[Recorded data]
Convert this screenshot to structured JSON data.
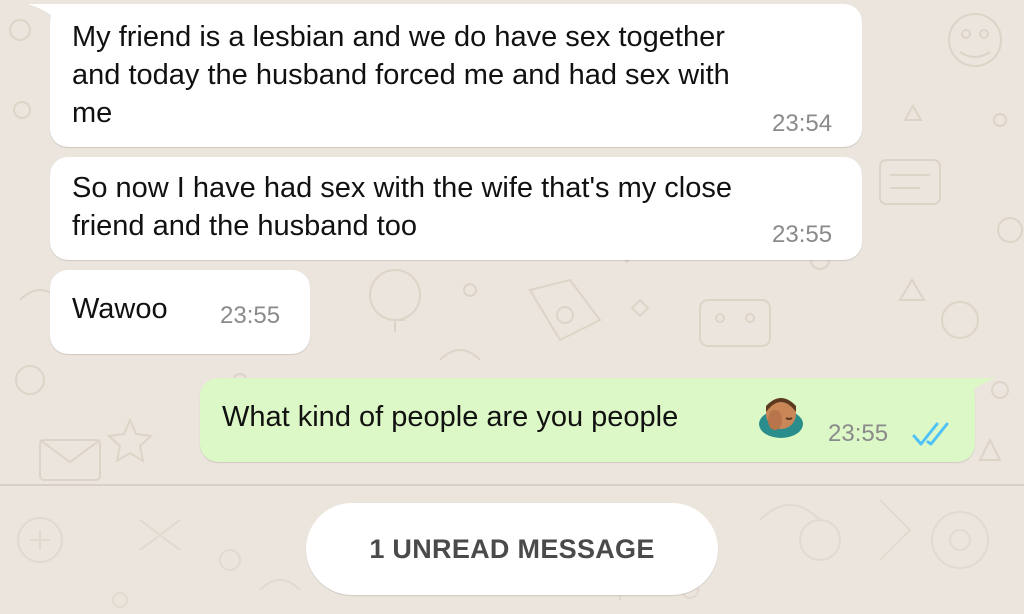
{
  "colors": {
    "wallpaper": "#ECE5DD",
    "incoming_bubble": "#FFFFFF",
    "outgoing_bubble": "#DCF8C6",
    "read_ticks": "#4FC3F7",
    "timestamp": "#8A8A8A"
  },
  "messages": [
    {
      "direction": "incoming",
      "text": "My friend is a lesbian and we do have sex together\nand today the husband forced me and had sex with\nme",
      "time": "23:54"
    },
    {
      "direction": "incoming",
      "text": "So now I have had sex with the wife that's my close\nfriend and the husband too",
      "time": "23:55"
    },
    {
      "direction": "incoming",
      "text": "Wawoo",
      "time": "23:55"
    },
    {
      "direction": "outgoing",
      "text": "What kind of people are you people",
      "emoji": "face-palm-icon",
      "time": "23:55",
      "status": "read"
    }
  ],
  "unread_banner": {
    "label": "1 UNREAD MESSAGE"
  }
}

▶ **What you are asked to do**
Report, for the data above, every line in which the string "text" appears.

▶ **Your solution**
      "text": "My friend is a lesbian and we do have sex together\nand today the husband forced me and had sex with\nme",
      "text": "So now I have had sex with the wife that's my close\nfriend and the husband too",
      "text": "Wawoo",
      "text": "What kind of people are you people",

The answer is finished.